This weekend we took a little drive out of Manchester to discover the Manjushri Buddhist Temple in Ulverston, Cumbria. We’re so lucky that within an hour of leaving the city, we can be driving along the beautiful A590 surrounded by greenery and the peninsulas of the Western Lake District. Nestled on the flat coast just through the tiny village of Bardsea is this beautiful spot. Just driving into the car park you’re hit with a real sense of peace and quiet.
The temple itself is built in the grounds of the old Conishead Priory, which built for Christian monks hundreds of years ago before falling into disrepair in the late twentieth century. Now, though, the grounds bustle with Buddhist monks and dog walkers, taking a stroll through the woodlands and down to the beach, or sipping freshly brewed coffee in the cafe. After picking up a book in the bookshop, we visited the temple. Once inside you have to slip off your shoes, which just adds to the slow, peaceful atmosphere of the place. It was empty when we went in, so we took a pew and enjoyed a couple of quiet moments. We spent a couple of hours here but time really slowed down, it felt like we’d been there all day. And with it being such a short drive from our home in Manchester, I think we’ve found our new sanctuary.
I visited the Victoria Baths a good few years ago whilst I was at university, back when it had just won a little bit of funding but was still unable to open to the public. Armed with my camera and a cheeky donation I was allowed in on my own, and managed to take some photographs for a documentary I was working on. Unfortunately the laptop I worked on back then died and I have no images of the baths left – just a bunch of negatives that I’ll probably never get round to scanning again. This weekend we found out there was a vintage home fair at the baths, with just a £3 entry fee… we didn’t buy any vintage furniture, but were more than happy to pay £6 to have a nosey around the building. The whole place was open for wandering, including the caretaker’s flat upstairs, and the both of the empty pools. My partner was visiting for the first time, and was blown away by its beauty. Such a stunning hidden gem in our city, and well worth a look if you get the chance. I only had my iPhone to take pictures this time, but managed to recreate some of the shots I took first time round.

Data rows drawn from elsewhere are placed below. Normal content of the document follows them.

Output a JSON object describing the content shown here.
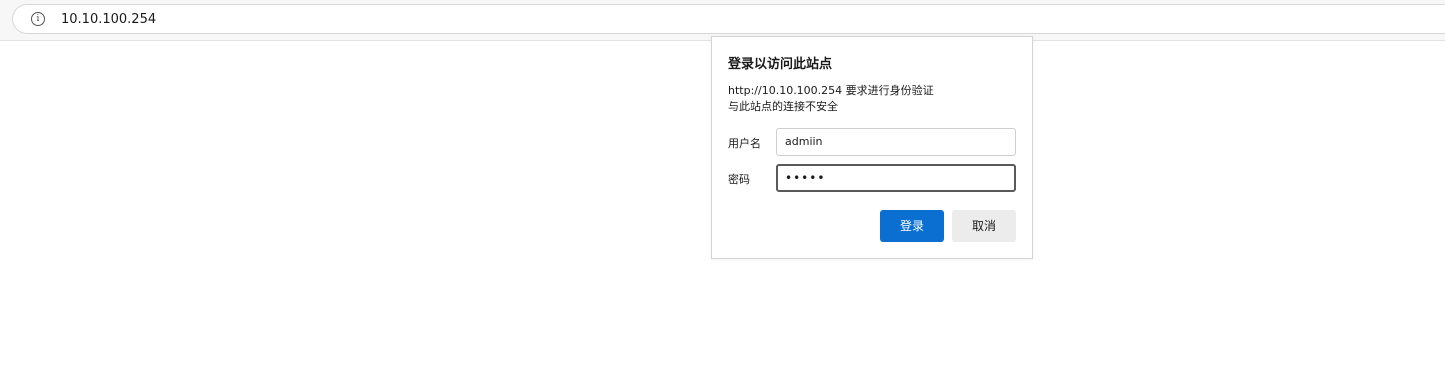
{
  "browser": {
    "url": "10.10.100.254",
    "info_icon": "info-icon",
    "info_glyph": "i"
  },
  "auth_dialog": {
    "title": "登录以访问此站点",
    "message_line1": "http://10.10.100.254 要求进行身份验证",
    "message_line2": "与此站点的连接不安全",
    "username_label": "用户名",
    "username_value": "admiin",
    "password_label": "密码",
    "password_masked": "•••••",
    "login_label": "登录",
    "cancel_label": "取消",
    "accent_color": "#0a6fd1"
  }
}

A couple of weeks ago we were whisked away to the Eternal City for a weekend. This was a trip what was a long time coming for us – having bought the travel guide back in 2014 with the best intentions of booking some flights. Alas, it was well worth the wait.
Upon arrival, we soon discovered our hotel was in the perfect location. Nestled away on Via Flavia close to the Roma Termini Station, the Royal Marcella Hotel was quiet enough to escape the hustle and bustle of the city, but central enough to be able to walk right into the heart of Rome. Even better, the hotel had a stunning little roof terrace serving up coffee and pizzas, with absolutely breath-taking panoramic views of the city, including the iconic dome of St Peter’s Basilica over at the Vatican.

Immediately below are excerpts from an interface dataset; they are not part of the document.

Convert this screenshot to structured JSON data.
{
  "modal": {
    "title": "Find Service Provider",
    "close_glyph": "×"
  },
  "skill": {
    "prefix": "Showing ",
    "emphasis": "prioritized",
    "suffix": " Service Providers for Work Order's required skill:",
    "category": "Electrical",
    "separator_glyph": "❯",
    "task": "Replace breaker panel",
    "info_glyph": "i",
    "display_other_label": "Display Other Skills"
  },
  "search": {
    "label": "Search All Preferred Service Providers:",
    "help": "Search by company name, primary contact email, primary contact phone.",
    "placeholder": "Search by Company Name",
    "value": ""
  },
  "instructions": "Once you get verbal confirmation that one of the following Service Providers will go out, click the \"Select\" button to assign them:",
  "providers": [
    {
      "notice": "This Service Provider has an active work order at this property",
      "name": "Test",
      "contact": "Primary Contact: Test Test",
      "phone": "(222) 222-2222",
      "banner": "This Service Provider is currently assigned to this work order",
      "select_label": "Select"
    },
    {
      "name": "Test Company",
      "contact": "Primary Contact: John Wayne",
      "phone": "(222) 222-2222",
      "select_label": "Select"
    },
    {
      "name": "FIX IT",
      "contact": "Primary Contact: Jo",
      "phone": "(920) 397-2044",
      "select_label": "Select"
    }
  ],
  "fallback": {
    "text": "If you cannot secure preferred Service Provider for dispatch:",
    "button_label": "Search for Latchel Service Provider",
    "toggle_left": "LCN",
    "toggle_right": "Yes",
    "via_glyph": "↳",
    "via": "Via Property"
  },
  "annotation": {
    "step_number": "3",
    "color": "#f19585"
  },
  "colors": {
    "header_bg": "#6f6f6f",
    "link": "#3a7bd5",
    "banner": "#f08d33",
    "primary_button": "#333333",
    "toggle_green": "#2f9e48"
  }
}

First things first, we grabbed a pizza to go from Pinsere, a cute little pizza deli on the corner opposite our hotel. The option ‘to stay’ meant to stand at the bar and eat with friends, but eager to see the city we got our spinach, cheese and raisin pizza packed up to eat on the road. Soon, we’d stumbled across the Spanish Steps and then the Trevi Fountain, before heading back to a local restaurant close to our hotel where we enjoyed fresh risotto and tomato and mozzarella Caprese.
The next morning only one thing was on our minds – the Coliseum. We thought it best to start at the very beginning of Roman history, and this magnificent building did not disappoint. We got there super early to avoid the queues and were lucky enough to be able to walk straight in. After taking in the structure, we headed over the road and spent a few hours wandering around the Forum, where the amount of history was dizzying. Thoroughly sore-footed, we headed back to the hotel roof terrace for an afternoon of sun catching before heading to Rome’s Hard Rock Café for an Italian burger.
Another day and moving onto another era of history, we pounded the pavements down to the Vatican City. Spotting the queue to enter St Paul’s, we joined onto the end and waited
just over an hour to get in – apparently a drop in the ocean compared to normal waiting times! We bravely bought some tickets to head straight up to the Dome itself, taking the lift for the first leg of the climb, then wobbling our way through some very tight staircases to the top. The views were just unbelievable, and we even enjoyed a spot of espresso on the roof terrace. After heading back down and exploring the actual Basilica, we went to find the entrance to the Vatican before realising we’d make a terrible mistake! We didn’t know that once in St Peter’s, you can’t enter the Vatican. So we headed around the corner and joined the back of ANOTHER queue, this one taking us two hours to get through. Again, seeing the Sistine Chapel was worth it, but it was so insanely busy in there – we couldn’t quite believe that so many tourists were allowed in at the same time!
After heading back to the same restaurant we visited on the first night (I wanted to try the homemade ravioli – it didn’t let me down!), we enjoyed some drinks back on the roof terrace as the sun was setting over the city. To top off a stunning trip, our taxi driver the next morning took us right through the heart of the Coliseum on the way to the airport. Saying goodbye to Rome on a quiet, sunny Sunday morning is something we’ll never forget.